In addition to UVic adjunct professors, Ian Clark and Harry Swain, the following individuals with experience in reforming government have expressed a willingness to respond to inquiries from students in ADMN470 on matters that may be relevant to their reform projects.
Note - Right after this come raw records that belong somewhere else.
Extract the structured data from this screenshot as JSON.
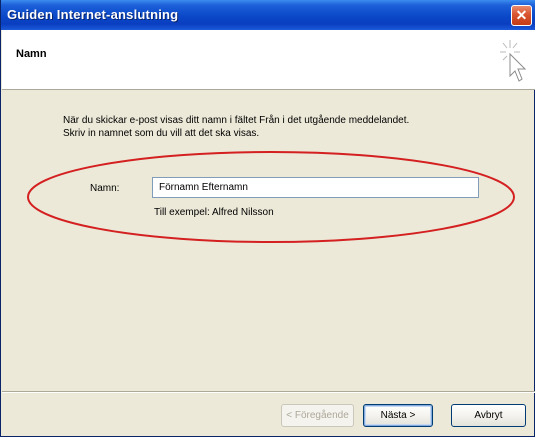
{
  "window": {
    "title": "Guiden Internet-anslutning",
    "close_glyph": "✕"
  },
  "header": {
    "title": "Namn",
    "icon": "wizard-cursor-icon"
  },
  "content": {
    "description_line1": "När du skickar e-post visas ditt namn i fältet Från i det utgående meddelandet.",
    "description_line2": "Skriv in namnet som du vill att det ska visas.",
    "name_label": "Namn:",
    "name_value": "Förnamn Efternamn",
    "example_text": "Till exempel: Alfred Nilsson"
  },
  "annotation": {
    "ellipse_color": "#d42020"
  },
  "buttons": {
    "back": "< Föregående",
    "next": "Nästa >",
    "cancel": "Avbryt"
  }
}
Please arrange telephone conversations in advance through their email contacts listed on the links below.

Mel Cappe, Professor at the Munk School of Global Affairs and Public Policy, and former Clerk of the Privy Council.

James Mitchell, Senior Fellow at University of Ottawa’s Graduate School of Public and International Affairs, Chair of the Audit Committee for Health Canada and former Assistant Secretary to the Cabinet, Machinery of Government.

Kim Scott, Principal, Kishk Anaquot Health Research and AKI Resources, Co-Chair of the Indigenous Clean Energy Social Entreprise, and advisor at Kitigan Zibi Anishinabeg (First Nation).

Anne Scotton, Regional Director General, Ontario Region, Indigenous and Northern Affairs Canada.

Selected references
On drinking water

Report of the Walkerton Inquiry – Events of May 2000 and Related Issues (2002)

Report of the Expert Panel on Safe Drinking Water for First Nations (2006)

INAC Audit and Evaluation Committees (2007-2015) – e.g., Summative Evaluation of the First Nations Water Management Strategy and Evaluation of the First Nations Water and Wastewater Action Plan

First Nations Drinking Water case in Toronto PPG1007 (2018)

 

On reforming government

Leslie Pal and Ian Clark (2015), Making reform stick: Political acumen as an element of political capacity for policy change and innovation, Policy and Society, Volume 34, Issues 3-4, September – December 2015, pp 247-257. See summary at Deep Policy Reform vs. Normal Policy Making.

Ian Clark and Harry Swain (2015), Program Evaluation and Aboriginal Affairs: A History and a Thought Experiment in A Subtle Balance: Expertise, Evidence, and Democracy in Policy and Governance, 1960-2010, McGill-Queens University Press, 2015.

Ian Clark and Harry Swain (2005), Distinguishing the real from the surreal in management reform: suggestions for beleaguered administrators in the government of Canada, Canadian Public Administration, Winter 2005, Vol. 48, No. 4, pp. 453-476.

Articles by John Edwards, Ian Clark, and Peter Aucoin (2001) in Public Service Reform: Progress, Setbacks and Challenges, Office of the Auditor General, Ottawa, February 2001.

Page created by: Ian Clark, last modified 10 January 2020.